In Alex Ferguson’s book, he tells us about the importance of hope and this kept him going when he went through difficulties. Obama also seems to focus on hope as well. He has a belief in a uniting set of values, which he sums up in the title of his book (‘The Audacity of Hope’) and also in the Epilogue “Their (the American people’s) relentless optimism in the face of hardships”. This belief kept him going to serve the people of his country despite the stressful demands of what it is arguably the biggest job in the world. What I find rather interesting is that Ferdinand’s friend Jamie (shown in the book in Chapter 28 – Life After Football) picks out that Ferdinand has the same belief in people around him as that of Obama. “The way he (Rio) sees it, if you stay strong and you believe in the people around you collectively you can achieve anything you want.” Sully adds the values of integrity and lifelong education as recipes to his success in his acknowledgements at the end of his book. He says “My mother and father taught me about hard work, integrity and lifelong education. I am grateful to them for instilling in me a set of values which have been constant guideposts throughout my life” . So perhaps to keep us from our nature of being discouraged, we need a good dose of optimism and faith in our fellow man. Integrity undoubtedly serves us well and a love of learning will help us along the path to success.

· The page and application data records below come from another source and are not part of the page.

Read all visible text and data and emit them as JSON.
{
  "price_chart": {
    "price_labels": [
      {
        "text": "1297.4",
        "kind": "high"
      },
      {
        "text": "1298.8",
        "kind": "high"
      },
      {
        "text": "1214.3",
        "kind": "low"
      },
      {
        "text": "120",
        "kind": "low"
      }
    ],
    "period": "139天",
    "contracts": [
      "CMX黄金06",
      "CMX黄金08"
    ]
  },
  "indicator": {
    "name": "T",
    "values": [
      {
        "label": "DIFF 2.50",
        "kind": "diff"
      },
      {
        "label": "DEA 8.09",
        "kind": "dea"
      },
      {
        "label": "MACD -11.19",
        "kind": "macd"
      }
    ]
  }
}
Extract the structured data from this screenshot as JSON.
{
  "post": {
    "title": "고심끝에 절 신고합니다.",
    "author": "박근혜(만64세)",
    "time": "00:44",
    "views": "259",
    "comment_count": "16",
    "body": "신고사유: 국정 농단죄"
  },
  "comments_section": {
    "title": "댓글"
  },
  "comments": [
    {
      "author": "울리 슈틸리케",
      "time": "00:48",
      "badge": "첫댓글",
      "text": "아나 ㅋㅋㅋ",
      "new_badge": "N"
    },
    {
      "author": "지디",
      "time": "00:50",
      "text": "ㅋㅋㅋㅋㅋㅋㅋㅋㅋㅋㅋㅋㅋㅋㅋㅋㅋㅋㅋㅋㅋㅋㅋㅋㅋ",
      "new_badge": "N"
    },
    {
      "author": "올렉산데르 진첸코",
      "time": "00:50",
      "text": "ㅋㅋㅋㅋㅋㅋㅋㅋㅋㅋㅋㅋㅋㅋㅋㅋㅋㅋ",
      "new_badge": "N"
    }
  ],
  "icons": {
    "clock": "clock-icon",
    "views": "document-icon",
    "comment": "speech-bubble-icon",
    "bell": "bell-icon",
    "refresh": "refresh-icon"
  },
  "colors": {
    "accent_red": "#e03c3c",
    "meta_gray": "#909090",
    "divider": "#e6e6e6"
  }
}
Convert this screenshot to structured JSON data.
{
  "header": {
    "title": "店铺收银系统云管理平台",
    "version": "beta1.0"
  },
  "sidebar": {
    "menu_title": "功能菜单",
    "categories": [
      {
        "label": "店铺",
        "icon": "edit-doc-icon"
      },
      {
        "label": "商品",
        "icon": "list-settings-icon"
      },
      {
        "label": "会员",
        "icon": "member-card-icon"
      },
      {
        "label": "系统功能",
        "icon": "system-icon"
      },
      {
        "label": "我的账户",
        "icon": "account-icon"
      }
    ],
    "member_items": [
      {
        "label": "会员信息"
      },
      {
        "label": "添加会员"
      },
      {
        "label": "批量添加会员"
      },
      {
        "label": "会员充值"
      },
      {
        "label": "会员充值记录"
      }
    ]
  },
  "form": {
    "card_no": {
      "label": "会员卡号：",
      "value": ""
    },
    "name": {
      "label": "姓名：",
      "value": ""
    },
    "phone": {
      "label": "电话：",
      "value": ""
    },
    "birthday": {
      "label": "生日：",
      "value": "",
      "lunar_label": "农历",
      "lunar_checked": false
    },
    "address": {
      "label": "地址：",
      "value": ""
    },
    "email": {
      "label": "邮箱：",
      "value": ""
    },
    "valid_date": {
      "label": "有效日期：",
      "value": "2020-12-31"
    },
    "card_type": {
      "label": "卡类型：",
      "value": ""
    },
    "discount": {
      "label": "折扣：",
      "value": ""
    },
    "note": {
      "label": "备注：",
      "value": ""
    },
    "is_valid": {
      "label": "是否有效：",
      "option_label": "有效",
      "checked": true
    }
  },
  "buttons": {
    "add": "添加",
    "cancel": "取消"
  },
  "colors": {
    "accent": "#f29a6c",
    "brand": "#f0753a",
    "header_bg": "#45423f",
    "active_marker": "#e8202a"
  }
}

The four people I have studied have been lucky enough to have learnt important life lessons and values from their parents that have led to a strong work ethic. Other factors that led to these four men thriving were: optimism, faith in the good of others, integrity and a love of learning. The reader of their books may not have had the luxury of the lessons that each person/author has learnt from their parents, or from their own life experiences, but they may learn a few lessons of their own from Barack Obama, Rio Ferdinand, Sir Alex Ferguson or Chesley B. Sullenberger.